What is Private Equity?

A group of partners with various skills like an accountant, an attorney, a salesman, and a marketing person (and other skills) gets together and create a partnership that will become the management team.  This management team starts a fund that has a name and is open to investors for a limited time.   This team then goes around and sells their services as ‘the smartest guys in the room’ to raise money from qualified* investors.   Once they have the money from investors, the management team have successfully created a Private Equity Fund.

*What is a qualified investor?  These are investments are only available to ‘sophisticated investors’ a who have a significant net worth.  These investors can be pension funds (public or private), banks, endowments and wealthy families.

Why would investors want to invest money with this group?  Because the investors believe the management group have something called ‘edge’ or ‘alpha’.   This is slang for they ‘outperform the market’ and will make TONS OF CASH for the investors.  That is always the reason.

Once the private equity fund has the investor’s money, the private equity partners have to begin working their magic. Now is the time to put the plans into action.  The private equity partners take the investment money and they usually buy, start, or otherwise expand private businesses for a profit.

As an example: Let’s say there are 1,000 bowling alleys in Illinois and they’re all owned by ‘mom and pop’ type of owners.      You could have a strategy to go in and buy 50% of the bowling alleys in Illinois and create a regional bowling brand.   You could market them across new channels and lower the cost of getting a new bowler in the door.  You could match their interior design and upgrade their facilities so people feel comfortable visiting other bowling alleys.  You could increase the revenue by raising prices across all of the bowling alleys at once.  You could lobby for some sort of a bowling alley reprieve on property taxes from the State Legislature.  You could standardize their computers and the bowling pins.   The point is that the 500 bowling alleys working together could have some economies of scale and save money for the private equity managers and their investors.
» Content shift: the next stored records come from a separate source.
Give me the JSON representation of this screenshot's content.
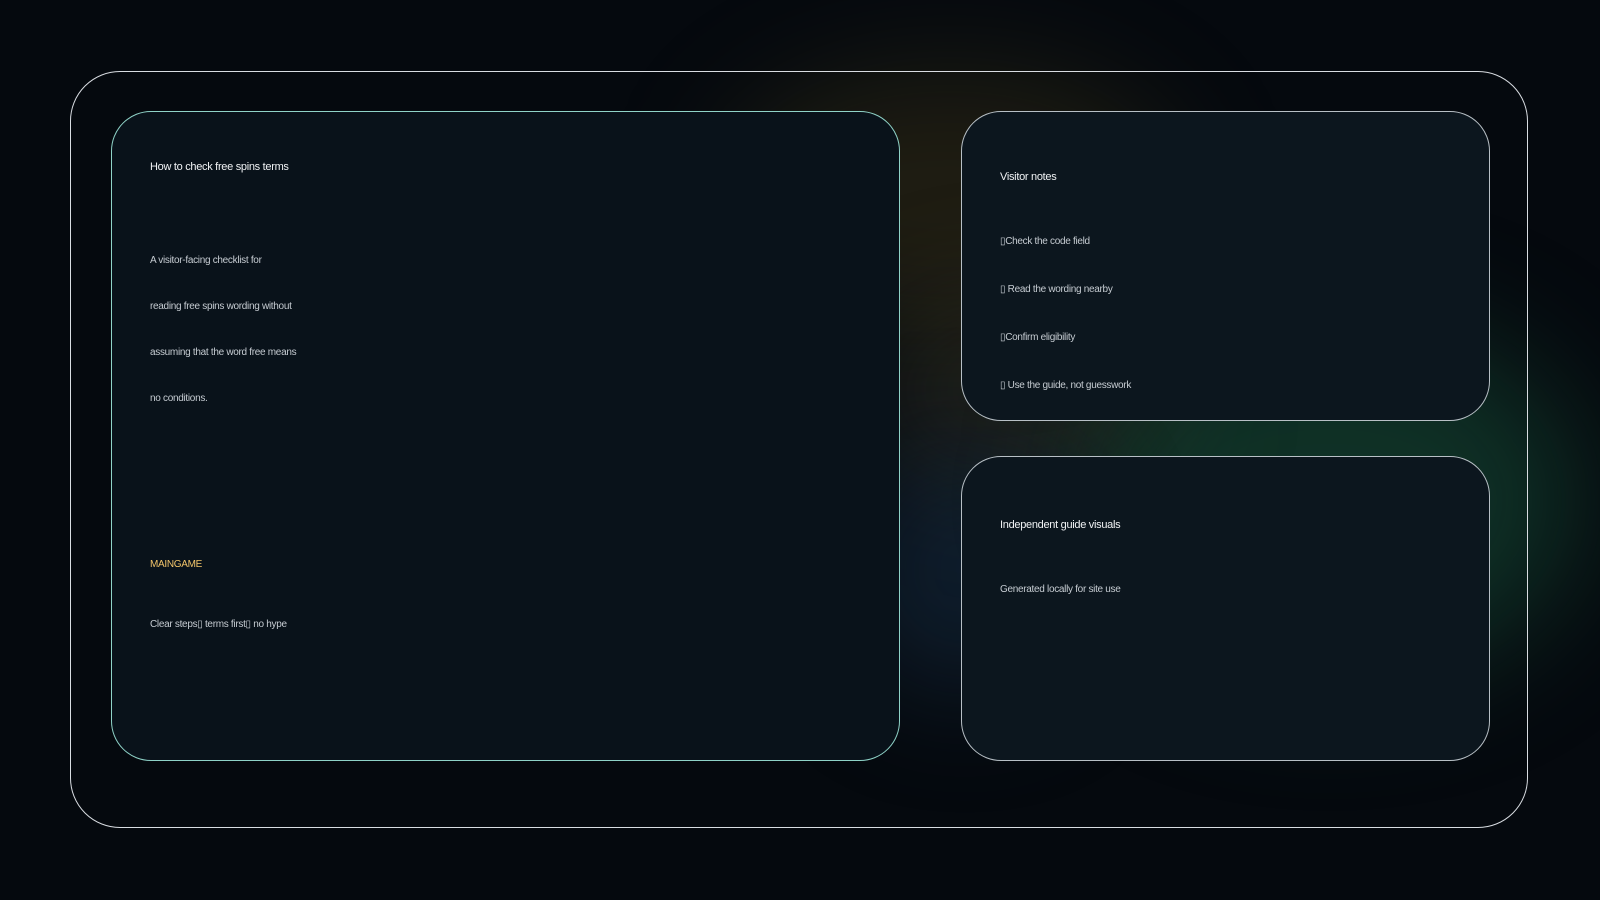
{
  "main_card": {
    "title": "How to check free spins terms",
    "body_lines": [
      "A visitor-facing checklist for",
      "reading free spins wording without",
      "assuming that the word free means",
      "no conditions."
    ],
    "brand": "MAINGAME",
    "tagline": "Clear steps▯ terms first▯ no hype"
  },
  "notes_card": {
    "title": "Visitor notes",
    "items": [
      "▯Check the code field",
      "▯ Read the wording nearby",
      "▯Confirm eligibility",
      "▯ Use the guide, not guesswork"
    ]
  },
  "visuals_card": {
    "title": "Independent guide visuals",
    "subtitle": "Generated locally for site use"
  },
  "colors": {
    "background": "#05090e",
    "main_card_border": "#8fd3c8",
    "side_card_border": "#b8c0c6",
    "brand": "#f3c56a"
  }
}
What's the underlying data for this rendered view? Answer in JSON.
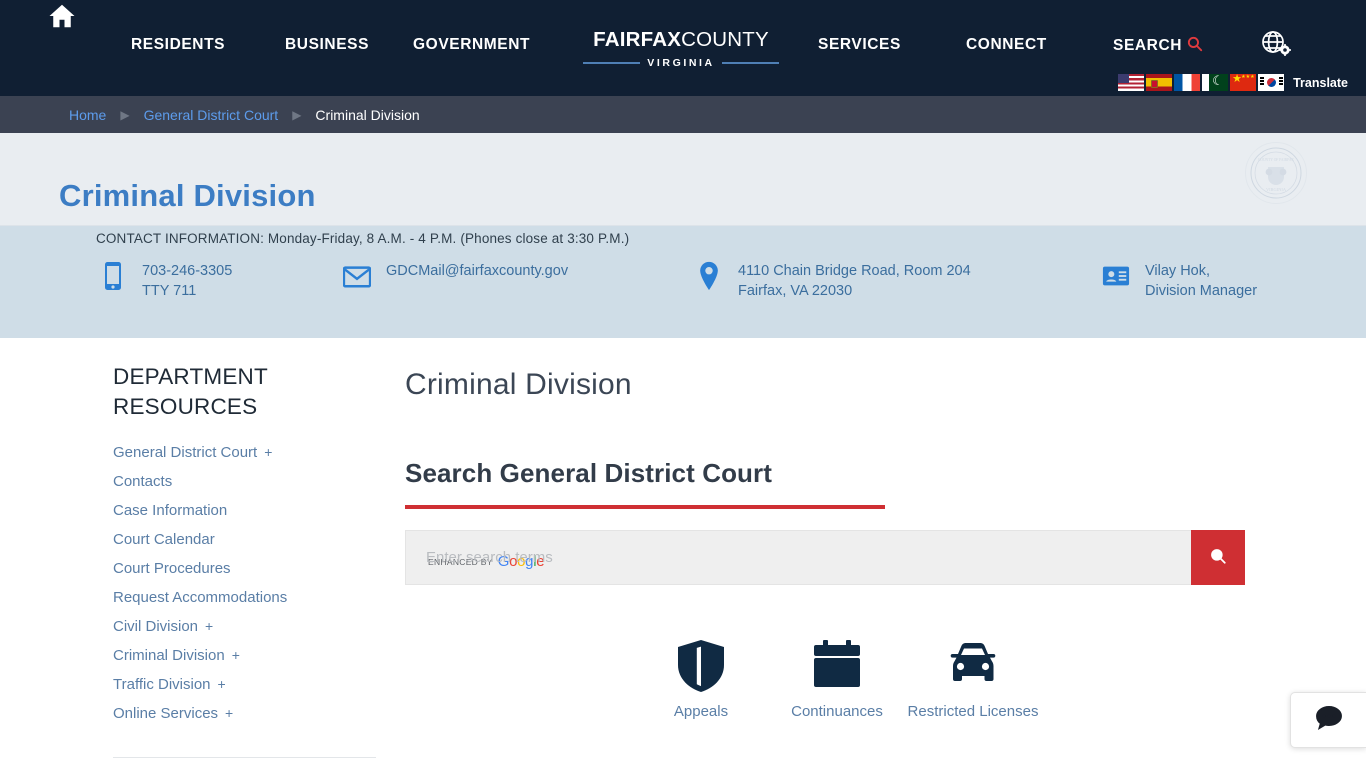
{
  "header": {
    "home_icon": "home-icon",
    "nav": [
      {
        "label": "RESIDENTS"
      },
      {
        "label": "BUSINESS"
      },
      {
        "label": "GOVERNMENT"
      },
      {
        "label": "SERVICES"
      },
      {
        "label": "CONNECT"
      }
    ],
    "brand": {
      "bold": "FAIRFAX",
      "light": "COUNTY",
      "sub": "VIRGINIA"
    },
    "search": {
      "label": "SEARCH",
      "icon": "search-icon"
    },
    "globe": {
      "icon": "globe-settings-icon"
    },
    "translate": {
      "label": "Translate",
      "flags": [
        {
          "name": "flag-us",
          "title": "English"
        },
        {
          "name": "flag-es",
          "title": "Espanol"
        },
        {
          "name": "flag-fr",
          "title": "Francais"
        },
        {
          "name": "flag-pk",
          "title": "Urdu"
        },
        {
          "name": "flag-cn",
          "title": "Chinese"
        },
        {
          "name": "flag-kr",
          "title": "Korean"
        }
      ]
    },
    "colors": {
      "bar": "#101f33",
      "accent_red": "#cf2f33"
    }
  },
  "breadcrumb": {
    "items": [
      {
        "label": "Home",
        "current": false
      },
      {
        "label": "General District Court",
        "current": false
      },
      {
        "label": "Criminal Division",
        "current": true
      }
    ],
    "separator": "▶"
  },
  "title_band": {
    "title": "Criminal Division",
    "seal": "county-seal-watermark"
  },
  "contact": {
    "heading": "CONTACT INFORMATION: Monday-Friday, 8 A.M. - 4 P.M. (Phones close at 3:30 P.M.)",
    "phone": {
      "icon": "mobile-phone-icon",
      "line1": "703-246-3305",
      "line2": "TTY 711"
    },
    "email": {
      "icon": "envelope-icon",
      "line1": "GDCMail@fairfaxcounty.gov"
    },
    "address": {
      "icon": "map-pin-icon",
      "line1": "4110 Chain Bridge Road, Room 204",
      "line2": "Fairfax, VA 22030"
    },
    "person": {
      "icon": "id-card-icon",
      "line1": "Vilay Hok,",
      "line2": "Division Manager"
    }
  },
  "sidebar": {
    "title": "DEPARTMENT RESOURCES",
    "items": [
      {
        "label": "General District Court",
        "expandable": true,
        "plus": "+"
      },
      {
        "label": "Contacts",
        "expandable": false,
        "plus": ""
      },
      {
        "label": "Case Information",
        "expandable": false,
        "plus": ""
      },
      {
        "label": "Court Calendar",
        "expandable": false,
        "plus": ""
      },
      {
        "label": "Court Procedures",
        "expandable": false,
        "plus": ""
      },
      {
        "label": "Request Accommodations",
        "expandable": false,
        "plus": ""
      },
      {
        "label": "Civil Division",
        "expandable": true,
        "plus": "+"
      },
      {
        "label": "Criminal Division",
        "expandable": true,
        "plus": "+"
      },
      {
        "label": "Traffic Division",
        "expandable": true,
        "plus": "+"
      },
      {
        "label": "Online Services",
        "expandable": true,
        "plus": "+"
      }
    ]
  },
  "main": {
    "heading": "Criminal Division",
    "search_section_title": "Search General District Court",
    "search": {
      "placeholder": "Enter search terms",
      "value": "",
      "badge_prefix": "ENHANCED BY",
      "badge_brand": "Google",
      "submit_icon": "search-icon"
    },
    "tiles": [
      {
        "icon": "shield-icon",
        "label": "Appeals"
      },
      {
        "icon": "calendar-icon",
        "label": "Continuances"
      },
      {
        "icon": "car-icon",
        "label": "Restricted Licenses"
      }
    ]
  },
  "chat": {
    "icon": "chat-bubble-icon",
    "label": "Chat"
  }
}
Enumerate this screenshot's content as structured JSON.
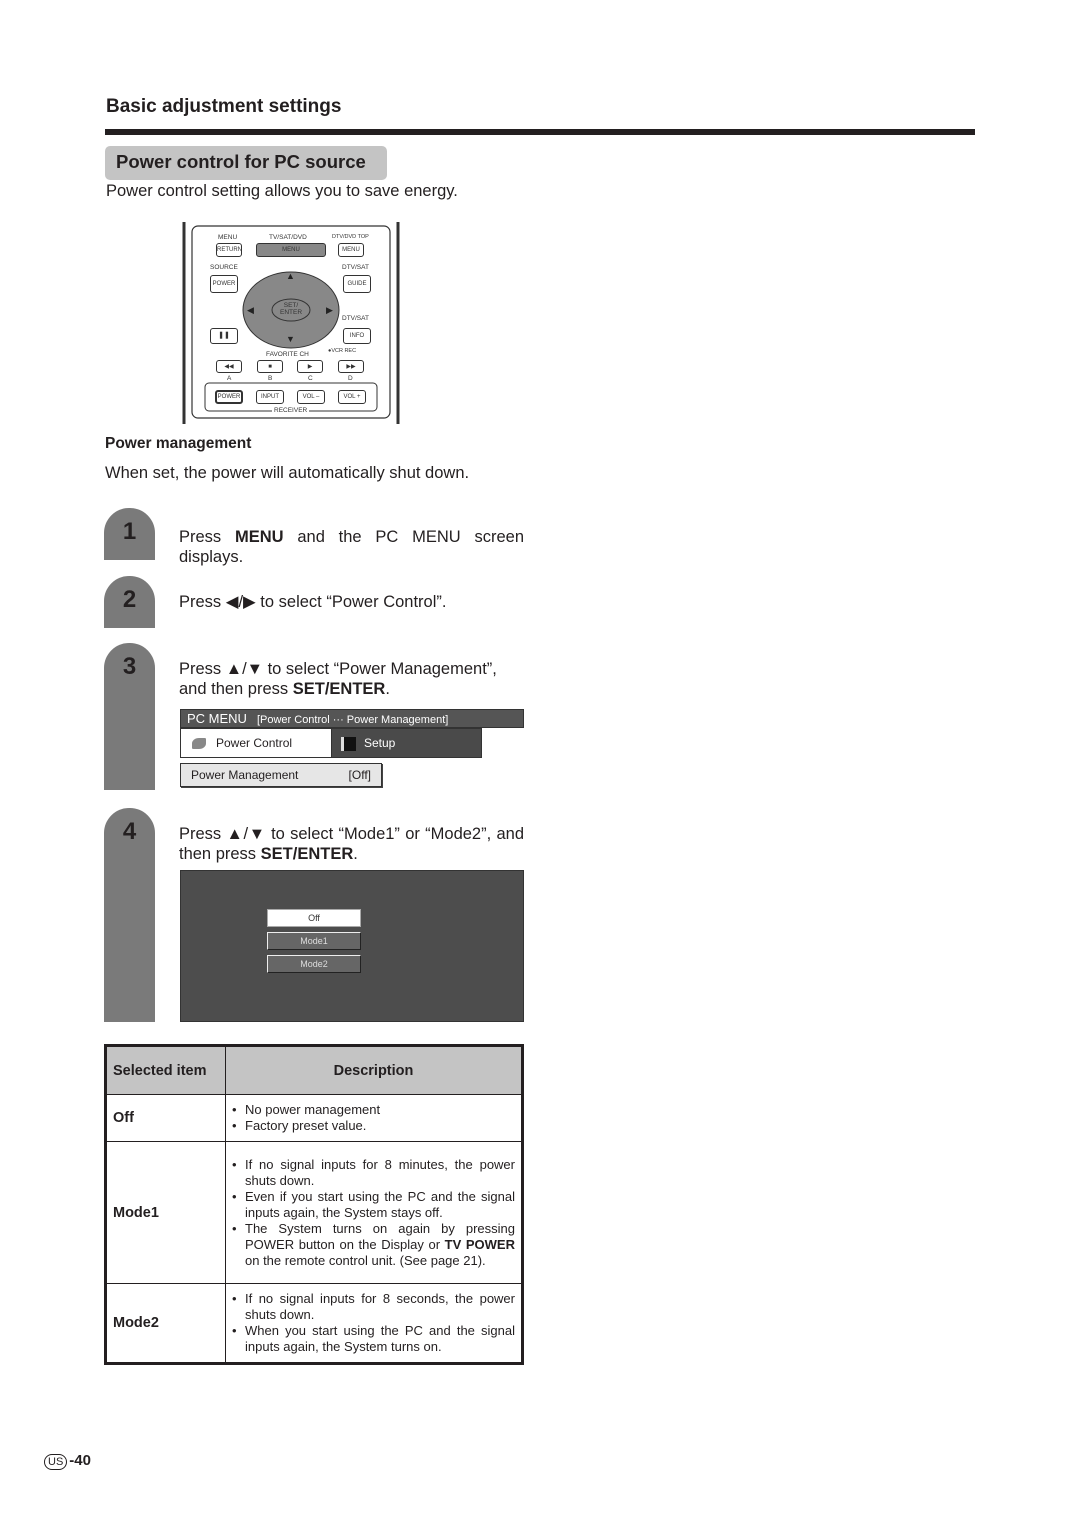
{
  "section_title": "Basic adjustment settings",
  "subheading": "Power control for PC source",
  "intro": "Power control setting allows you to save energy.",
  "remote": {
    "top_labels": [
      "MENU",
      "TV/SAT/DVD",
      "DTV/DVD TOP"
    ],
    "return_btn": "RETURN",
    "menu_btn": "MENU",
    "menu_btn2": "MENU",
    "source_label": "SOURCE",
    "dtvsat_label": "DTV/SAT",
    "power_btn": "POWER",
    "guide_btn": "GUIDE",
    "set_enter": "SET/ ENTER",
    "dtvsat_label2": "DTV/SAT",
    "info_btn": "INFO",
    "favorite": "FAVORITE CH",
    "vcr_rec": "●VCR REC",
    "abcd": [
      "A",
      "B",
      "C",
      "D"
    ],
    "receiver_btns": [
      "POWER",
      "INPUT",
      "VOL –",
      "VOL +"
    ],
    "receiver_label": "RECEIVER",
    "icons": {
      "up": "▲",
      "down": "▼",
      "left": "◀",
      "right": "▶",
      "pause": "❚❚",
      "rew": "◀◀",
      "stop": "■",
      "play": "▶",
      "ff": "▶▶"
    }
  },
  "power_management": {
    "heading": "Power management",
    "text": "When set, the power will automatically shut down."
  },
  "steps": [
    {
      "num": "1",
      "pre": "Press ",
      "bold": "MENU",
      "post": " and the PC MENU screen displays."
    },
    {
      "num": "2",
      "text": "Press ◀/▶ to select “Power Control”."
    },
    {
      "num": "3",
      "pre": "Press ▲/▼ to select “Power Management”, and then press ",
      "bold": "SET/ENTER",
      "post": "."
    },
    {
      "num": "4",
      "pre": "Press ▲/▼ to select “Mode1” or “Mode2”, and then press ",
      "bold": "SET/ENTER",
      "post": "."
    }
  ],
  "pc_menu": {
    "title": "PC MENU",
    "breadcrumb": "[Power Control ··· Power Management]",
    "tab_power_control": "Power Control",
    "tab_setup": "Setup",
    "item_label": "Power Management",
    "item_value": "[Off]"
  },
  "mode_screen": {
    "options": [
      "Off",
      "Mode1",
      "Mode2"
    ],
    "selected": "Off"
  },
  "table": {
    "headers": [
      "Selected item",
      "Description"
    ],
    "rows": [
      {
        "item": "Off",
        "desc": [
          "No power management",
          "Factory preset value."
        ]
      },
      {
        "item": "Mode1",
        "desc": [
          "If no signal inputs for 8 minutes, the power shuts down.",
          "Even if you start using the PC and the signal inputs again, the System stays off."
        ],
        "desc3_pre": "The System turns on again by pressing POWER button on the Display or ",
        "desc3_bold1": "TV POWER",
        "desc3_post": " on the remote control unit. (See page 21)."
      },
      {
        "item": "Mode2",
        "desc": [
          "If no signal inputs for 8 seconds, the power shuts down.",
          "When you start using the PC and the signal inputs again, the System turns on."
        ]
      }
    ]
  },
  "footer": {
    "region": "US",
    "page": "-40"
  }
}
Once private equity managers have created a reliable revenue stream from managing these businesses, they have created something of value.   Their customers value their products and the reliable and growing revenue stream from those customers can be sold for a profit.

There are various ways for private equity to get the cash back out of the businesses.   This is the end game.   Their investors didn’t want to own a bunch of bowling alleys forever, they were looking to make a profit on their initial investment.

Some of the ways these businesses are converted to cash can include being sold to larger companies. or going public and having their stock is sold on stock exchanges. Those who invest in private equity deals are told that their investment takes time to pay off.   You’re supposed to be patient with your investment.   That’s what they say.  The returns can be ‘lumpy’.   Up one year and down the next.

Now the real story: